Your instructions
Filter the listing below, copying every line in which the word "League" appears.

Data supplied

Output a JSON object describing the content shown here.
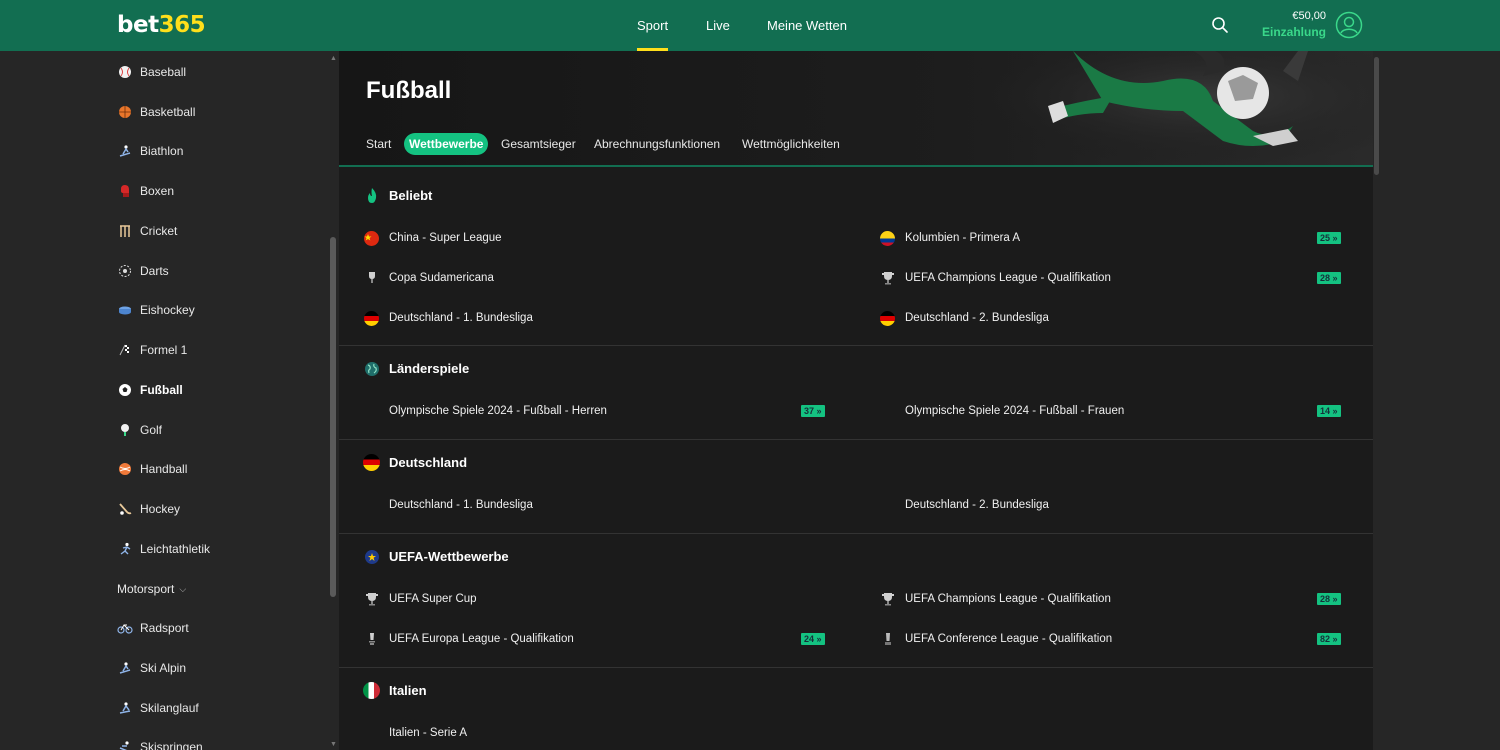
{
  "brand": {
    "part1": "bet",
    "part2": "365"
  },
  "header": {
    "nav": [
      {
        "label": "Sport",
        "active": true
      },
      {
        "label": "Live",
        "active": false
      },
      {
        "label": "Meine Wetten",
        "active": false
      }
    ],
    "balance": "€50,00",
    "deposit_label": "Einzahlung"
  },
  "sidebar": {
    "items": [
      {
        "label": "Baseball",
        "icon": "baseball-icon"
      },
      {
        "label": "Basketball",
        "icon": "basketball-icon"
      },
      {
        "label": "Biathlon",
        "icon": "biathlon-icon"
      },
      {
        "label": "Boxen",
        "icon": "boxing-glove-icon"
      },
      {
        "label": "Cricket",
        "icon": "cricket-icon"
      },
      {
        "label": "Darts",
        "icon": "darts-icon"
      },
      {
        "label": "Eishockey",
        "icon": "ice-hockey-icon"
      },
      {
        "label": "Formel 1",
        "icon": "formula1-icon"
      },
      {
        "label": "Fußball",
        "icon": "football-icon"
      },
      {
        "label": "Golf",
        "icon": "golf-icon"
      },
      {
        "label": "Handball",
        "icon": "handball-icon"
      },
      {
        "label": "Hockey",
        "icon": "hockey-icon"
      },
      {
        "label": "Leichtathletik",
        "icon": "athletics-icon"
      },
      {
        "label": "Motorsport",
        "icon": "chevron-down-icon"
      },
      {
        "label": "Radsport",
        "icon": "cycling-icon"
      },
      {
        "label": "Ski Alpin",
        "icon": "ski-alpine-icon"
      },
      {
        "label": "Skilanglauf",
        "icon": "cross-country-ski-icon"
      },
      {
        "label": "Skispringen",
        "icon": "ski-jumping-icon"
      }
    ]
  },
  "main": {
    "title": "Fußball",
    "tabs": [
      {
        "label": "Start",
        "active": false
      },
      {
        "label": "Wettbewerbe",
        "active": true
      },
      {
        "label": "Gesamtsieger",
        "active": false
      },
      {
        "label": "Abrechnungsfunktionen",
        "active": false
      },
      {
        "label": "Wettmöglichkeiten",
        "active": false
      }
    ],
    "sections": [
      {
        "title": "Beliebt",
        "icon": "flame-icon",
        "entries": [
          {
            "label": "China - Super League",
            "icon": "china-flag-icon",
            "count": ""
          },
          {
            "label": "Kolumbien - Primera A",
            "icon": "colombia-flag-icon",
            "count": "25"
          },
          {
            "label": "Copa Sudamericana",
            "icon": "trophy-icon",
            "count": ""
          },
          {
            "label": "UEFA Champions League - Qualifikation",
            "icon": "trophy-icon",
            "count": "28"
          },
          {
            "label": "Deutschland - 1. Bundesliga",
            "icon": "germany-flag-icon",
            "count": ""
          },
          {
            "label": "Deutschland - 2. Bundesliga",
            "icon": "germany-flag-icon",
            "count": ""
          }
        ]
      },
      {
        "title": "Länderspiele",
        "icon": "globe-icon",
        "entries": [
          {
            "label": "Olympische Spiele 2024 - Fußball - Herren",
            "count": "37"
          },
          {
            "label": "Olympische Spiele 2024 - Fußball - Frauen",
            "count": "14"
          }
        ]
      },
      {
        "title": "Deutschland",
        "icon": "germany-flag-icon",
        "entries": [
          {
            "label": "Deutschland - 1. Bundesliga",
            "count": ""
          },
          {
            "label": "Deutschland - 2. Bundesliga",
            "count": ""
          }
        ]
      },
      {
        "title": "UEFA-Wettbewerbe",
        "icon": "eu-stars-icon",
        "entries": [
          {
            "label": "UEFA Super Cup",
            "icon": "trophy-icon",
            "count": ""
          },
          {
            "label": "UEFA Champions League - Qualifikation",
            "icon": "trophy-icon",
            "count": "28"
          },
          {
            "label": "UEFA Europa League - Qualifikation",
            "icon": "trophy-icon",
            "count": "24"
          },
          {
            "label": "UEFA Conference League - Qualifikation",
            "icon": "trophy-icon",
            "count": "82"
          }
        ]
      },
      {
        "title": "Italien",
        "icon": "italy-flag-icon",
        "entries": [
          {
            "label": "Italien - Serie A",
            "count": ""
          }
        ]
      }
    ]
  },
  "colors": {
    "brand_green": "#126e51",
    "accent": "#14c281",
    "yellow": "#ffdf1b"
  }
}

Reply to the task
            "label": "China - Super League",
            "label": "UEFA Champions League - Qualifikation",
            "label": "UEFA Champions League - Qualifikation",
            "label": "UEFA Europa League - Qualifikation",
            "label": "UEFA Conference League - Qualifikation",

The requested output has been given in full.